Programs address the risks you face in county government

By Chris Villines, AAC Executive Director

I saw something the other day that made me happy and sad at the same time. It was the newly coined word “Hotumn.” This probably was devised by somebody up North suffering through mid-80-degree late September heat and a dewpoint soaring around 55 degrees. Of course, I think we in the South should copyright and use profusely this new description of our normal transition into fall.

Over time, we simply get used to this tug of war between seasons, and since this is my 21st year in county government, I’m also used to the rite of passage that the beginning of school and our annual AAC Conference represents. Thinking back on our AAC Conference provides some wonderful memories of a great time in Garland County, and I want to thank our Hot Springs area hosts for making us feel at home. To me, having attended the last 21 conferences, it always mentally signals a shift into fall.

In this issue you will find a number of recap pages of our conference, and I want to thank an incredible AAC Board of Directors and staff for making it one of our most successful ones. There is always some room for improvement, and we will aim to continue to make it better year after year, but one shining light of this year’s conference was our Jail Track training.

For those of you in our Risk Management Program, you are aware of our growth in the legal department at the AAC. By adding four in-house attorneys over the last few years and commensurate support staff, we have created yet another nationally leading enterprise within this division. One of the most frustrating things we encounter as elected officials are lawsuits, frivolous or not. When you are sued, it becomes not only a legal issue, but also an issue of public opinion.

By adding a legal team with a focus on training and lawsuit response, we are offering the tools you need to not only win these lawsuits, but to prevent them in the first place — a goal that Risk Management Director Debbie Norman, the Risk Management Board of Directors and I have had for a number of years. The fruits of our labor are events like this Jail Track training at conference, something that we plan to continue and expand in the future.

To further enhance our training, all four of our risk management attorneys — Brandy McAllister, JaNan Thomas, Colin Jorgensen and Melissa Hollowell — have become certified CLEST instructors, giving our law enforcement valuable training hours toward their certification.
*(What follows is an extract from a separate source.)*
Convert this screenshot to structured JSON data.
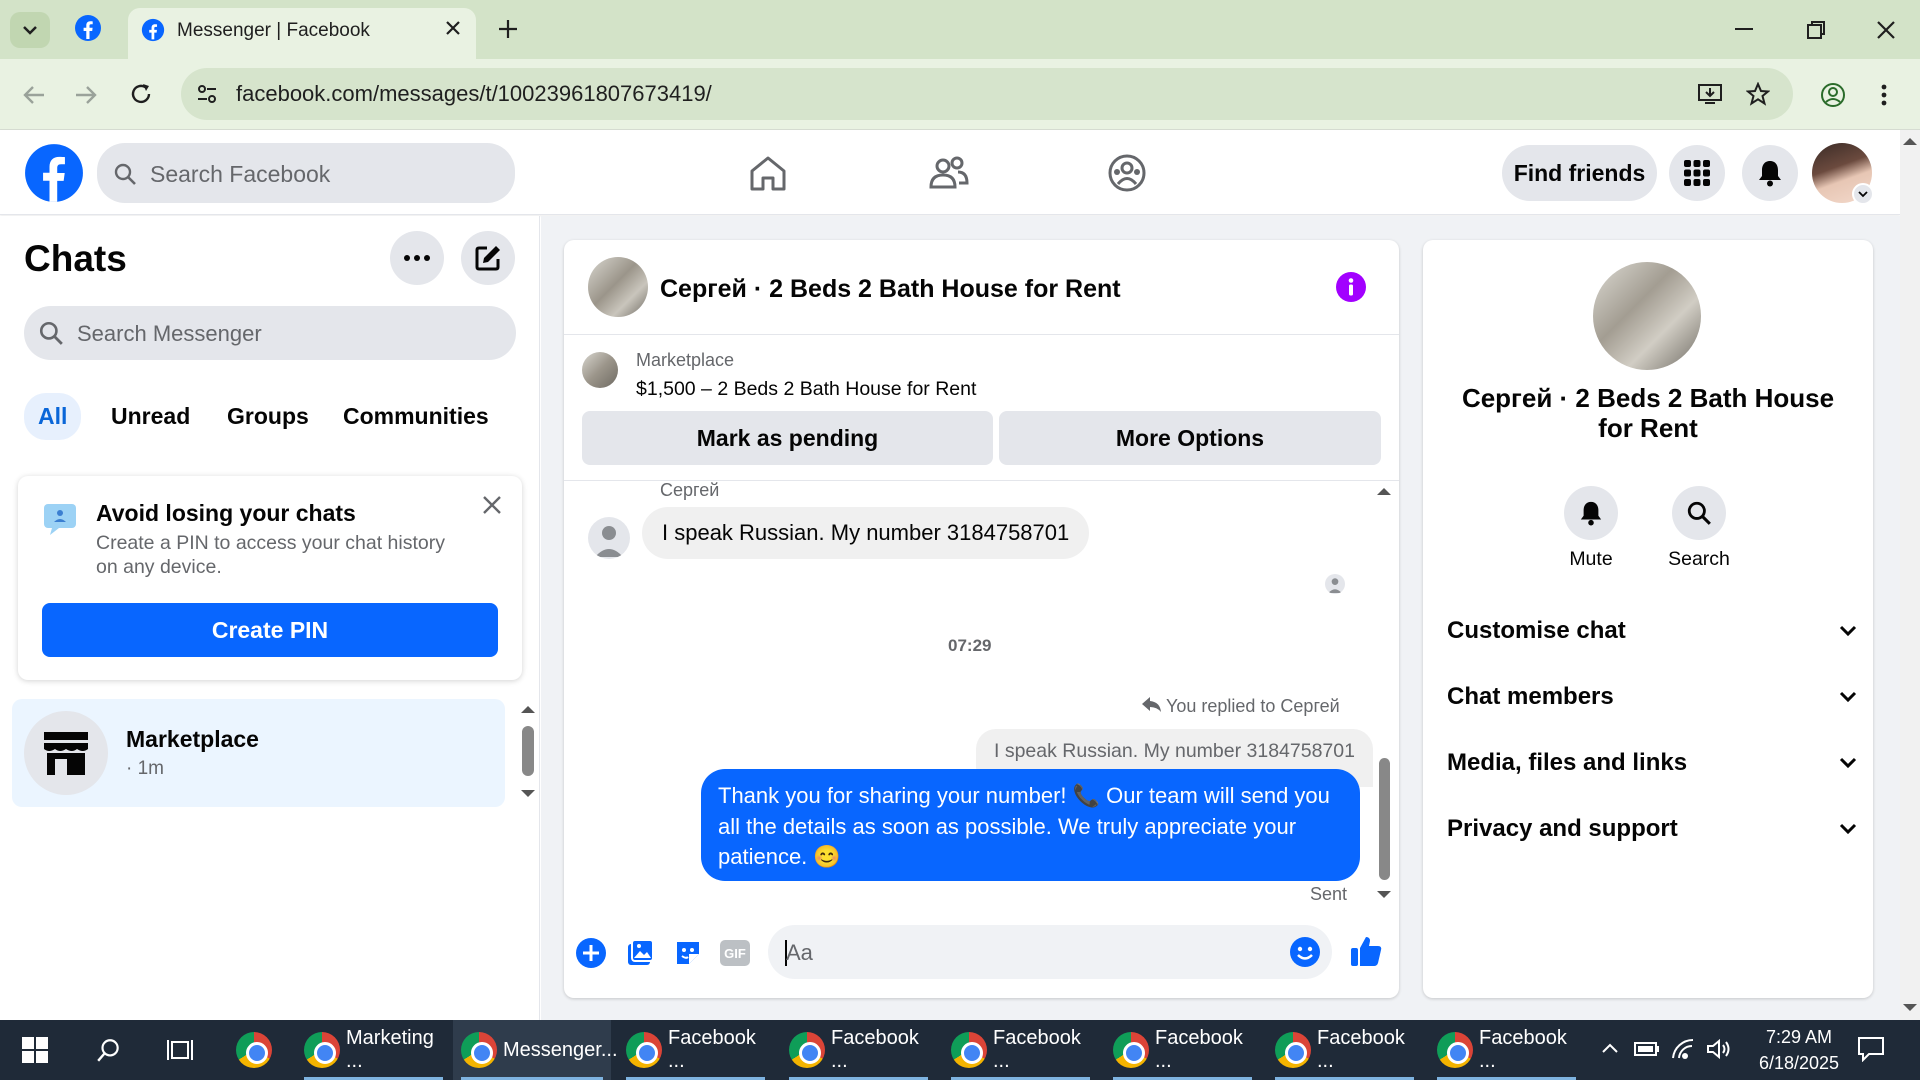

The Jail Track training was not only CLEST certified, but it also provided CLE hours for lawyers toward their continuing education requirements.

This new world of risk prevention for us doesn’t confine itself to law enforcement though. Many of you have gained valuable employment knowledge from Brandy as she burns up the state roads to speak at your conferences or individually with your office-holders to help develop policies for your counties. I am excited about the fruits of this labor as we move into the future.

This transition within our office has made the Association of Arkansas Counties a formidable law firm, and the vision of our Board of Directors to make this happen has been laser beam focused and right on target. Your county board members who serve on the seven-member board are:

Jimmy Hart — Conway County Judge
John Montgomery — Baxter County Sheriff
Sherry Huskey — Randolph County Treasurer
Stacey Avey — Stone County Judge
David Lucas — Jackson County Sheriff
Brandon Ellison — Polk County Judge, and
Shane Jones — Pope County Sheriff

I mention this board because you have county friends on here steering the ship. They do a great job for you. Should you have any questions about the merits of our Risk Management Program, they can knowledgeably talk with you about the benefits, which are not limited to the newly created training programs. We lead the nation with programs like codification, Guardian inmate tracking and Justice Bridge, which is a nationally award-winning video link between courtrooms, jails and prisons.

The Justice Bridge program alone is saving counties hundreds of thousands of dollars a year in transport costs AND eliminating the risk of transports. The codification program is now online and allows you to view other counties’ ordinances when designing your own. And Guardian continues to improve with tracking abilities that will help us show you where the most risk exists in your jails.

You should all be proud of the AAC Risk Management Program. It has grown exponentially through the years and, unlike a non-county risk pool, you OWN this program while others RENT coverage. We look forward to continuing to grow this program and add new features for member counties into the future. What this board has done over the last few years is exciting and has shifted the paradigm not just in Arkansas, but nationally.

As we move ahead into our next season, please know we are working hard to continue improvements for you. If you have any questions, need any information or if you have ideas that could help the AAC help you, please let me know. It is an incredible honor to work for all of you, and each step forward gives us great satisfaction here at the Association of Arkansas Counties.

Rainwater, Hold & Sexton Injury Lawyers 800-434-4800

Guardian Pro RFID and AAC Risk Management Fund mitigate risks for Arkansas jails